  22. ^ Ratclife, Rebecca (21 April 2015). "10-tonne fatberg removed from west London sewer". The Guardian. Retrieved 21 April 2015.
  23. ^ "120m fat blockage found in sewer". BBC News. 8 July 2015. Retrieved 11 October 2017.
  24. ^ Cox, Dan (25 February 2016). "Wet wipes blockage weighing a tonne pulled out of sewer pipe near Newcastle". 1233 ABC Newcastle.
  25. ^ "'Monster' fatberg found blocking east London sewer". BBC News. 12 September 2017. Retrieved 12 September 2017.
  26. ^ News, ABC. "'Fatberg' found in Baltimore sewer system after overflow". ABC News. Retrieved 26 September 2017.
  27. ^ Johnston, Chris (10 October 2017). "Fatbergs: 90% of London restaurants are contributing to problem". The Guardian. ISSN 0261-3077. Retrieved 11 October 2017.
  28. ^ Adams, Tim (4 February 2018). "London's fatberg on show: 'We thought of pickling it'". The Observer. Retrieved 10 February 2018.
  29. ^ Knight, Sam (9 February 2018). "A Fatberg's Journey from the Sewer to the Museum of London". The New Yorker. Retrieved 10 February 2018.
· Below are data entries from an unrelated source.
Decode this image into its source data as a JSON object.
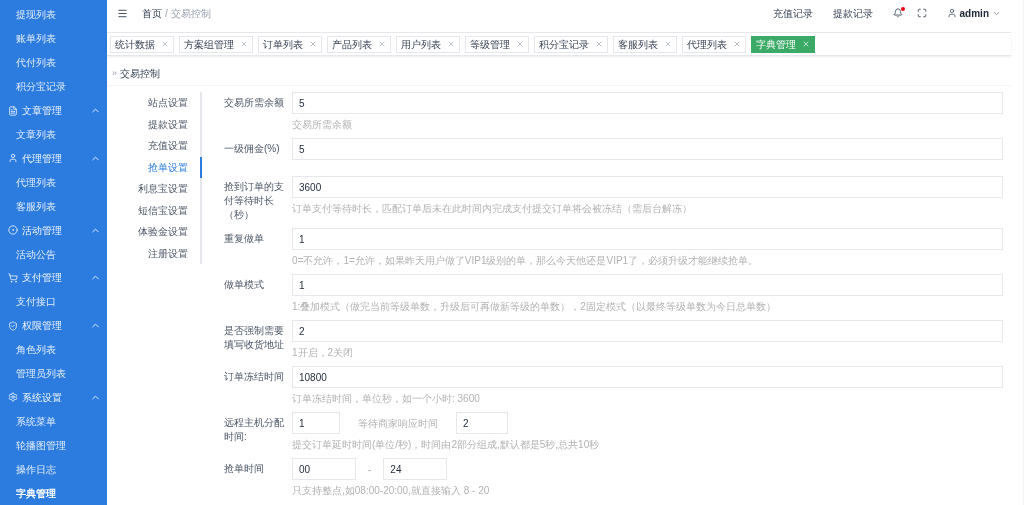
{
  "sidebar": {
    "items": [
      {
        "kind": "item",
        "label": "提现列表",
        "selected": false
      },
      {
        "kind": "item",
        "label": "账单列表",
        "selected": false
      },
      {
        "kind": "item",
        "label": "代付列表",
        "selected": false
      },
      {
        "kind": "item",
        "label": "积分宝记录",
        "selected": false
      },
      {
        "kind": "group",
        "label": "文章管理",
        "expanded": true
      },
      {
        "kind": "item",
        "label": "文章列表",
        "selected": false
      },
      {
        "kind": "group",
        "label": "代理管理",
        "expanded": true
      },
      {
        "kind": "item",
        "label": "代理列表",
        "selected": false
      },
      {
        "kind": "item",
        "label": "客服列表",
        "selected": false
      },
      {
        "kind": "group",
        "label": "活动管理",
        "expanded": true
      },
      {
        "kind": "item",
        "label": "活动公告",
        "selected": false
      },
      {
        "kind": "group",
        "label": "支付管理",
        "expanded": true
      },
      {
        "kind": "item",
        "label": "支付接口",
        "selected": false
      },
      {
        "kind": "group",
        "label": "权限管理",
        "expanded": true
      },
      {
        "kind": "item",
        "label": "角色列表",
        "selected": false
      },
      {
        "kind": "item",
        "label": "管理员列表",
        "selected": false
      },
      {
        "kind": "group",
        "label": "系统设置",
        "expanded": true
      },
      {
        "kind": "item",
        "label": "系统菜单",
        "selected": false
      },
      {
        "kind": "item",
        "label": "轮播图管理",
        "selected": false
      },
      {
        "kind": "item",
        "label": "操作日志",
        "selected": false
      },
      {
        "kind": "item",
        "label": "字典管理",
        "selected": true
      }
    ]
  },
  "header": {
    "breadcrumb": {
      "home": "首页",
      "separator": "/",
      "current": "交易控制"
    },
    "links": [
      "充值记录",
      "提款记录"
    ],
    "notification": true,
    "user": "admin"
  },
  "tabs": [
    {
      "label": "统计数据",
      "selected": false
    },
    {
      "label": "方案组管理",
      "selected": false
    },
    {
      "label": "订单列表",
      "selected": false
    },
    {
      "label": "产品列表",
      "selected": false
    },
    {
      "label": "用户列表",
      "selected": false
    },
    {
      "label": "等级管理",
      "selected": false
    },
    {
      "label": "积分宝记录",
      "selected": false
    },
    {
      "label": "客服列表",
      "selected": false
    },
    {
      "label": "代理列表",
      "selected": false
    },
    {
      "label": "字典管理",
      "selected": true
    }
  ],
  "page_title": {
    "marker": "»",
    "text": "交易控制"
  },
  "settings_nav": [
    {
      "label": "站点设置",
      "selected": false
    },
    {
      "label": "提款设置",
      "selected": false
    },
    {
      "label": "充值设置",
      "selected": false
    },
    {
      "label": "抢单设置",
      "selected": true
    },
    {
      "label": "利息宝设置",
      "selected": false
    },
    {
      "label": "短信宝设置",
      "selected": false
    },
    {
      "label": "体验金设置",
      "selected": false
    },
    {
      "label": "注册设置",
      "selected": false
    }
  ],
  "form": [
    {
      "kind": "single",
      "label": "交易所需余额",
      "value": "5",
      "hint": "交易所需余额"
    },
    {
      "kind": "single",
      "label": "一级佣金(%)",
      "value": "5"
    },
    {
      "kind": "single",
      "label": "抢到订单的支付等待时长（秒）",
      "value": "3600",
      "hint": "订单支付等待时长，匹配订单后未在此时间内完成支付提交订单将会被冻结（需后台解冻）"
    },
    {
      "kind": "single",
      "label": "重复做单",
      "value": "1",
      "hint": "0=不允许，1=允许，如果昨天用户做了VIP1级别的单，那么今天他还是VIP1了，必须升级才能继续抢单。"
    },
    {
      "kind": "single",
      "label": "做单模式",
      "value": "1",
      "hint": "1:叠加模式（做完当前等级单数，升级后可再做新等级的单数），2固定模式（以最终等级单数为今日总单数）"
    },
    {
      "kind": "single",
      "label": "是否强制需要填写收货地址",
      "value": "2",
      "hint": "1开启，2关闭"
    },
    {
      "kind": "single",
      "label": "订单冻结时间",
      "value": "10800",
      "hint": "订单冻结时间，单位秒，如一个小时: 3600"
    },
    {
      "kind": "pair",
      "label": "远程主机分配时间:",
      "value": "1",
      "label2": "等待商家响应时间",
      "value2": "2",
      "hint": "提交订单延时时间(单位/秒)，时间由2部分组成,默认都是5秒,总共10秒"
    },
    {
      "kind": "range",
      "label": "抢单时间",
      "value": "00",
      "separator": "-",
      "value2": "24",
      "hint": "只支持整点,如08:00-20:00,就直接输入 8 - 20"
    }
  ]
}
  30. ^ Coughlan, Sean (27 June 2018). "Mouldy fatberg draws crowds" – via www.bbc.com.
  31. ^ Wells, Carrie. "'Fatberg' of congealed fat, wet wipes and waste discovered under Baltimore's streets, causing sewer overflows". The Baltimore Sun. Retrieved 26 September 2017.
  32. ^ Fatberg 'autopsy' reveals growing health threat to Londoners, The Guardian, Nadia Khomami, 24 April 2018
  33. ^ Morris, Steven (8 January 2019). "Sixty-four-metre 'fatberg' discovered in English seaside resort". The Guardian. ISSN 0261-3077. Retrieved 23 February 2019.
  34. ^ "Monster fatberg found blocking Sidmouth sewer". BBC News. 8 January 2019.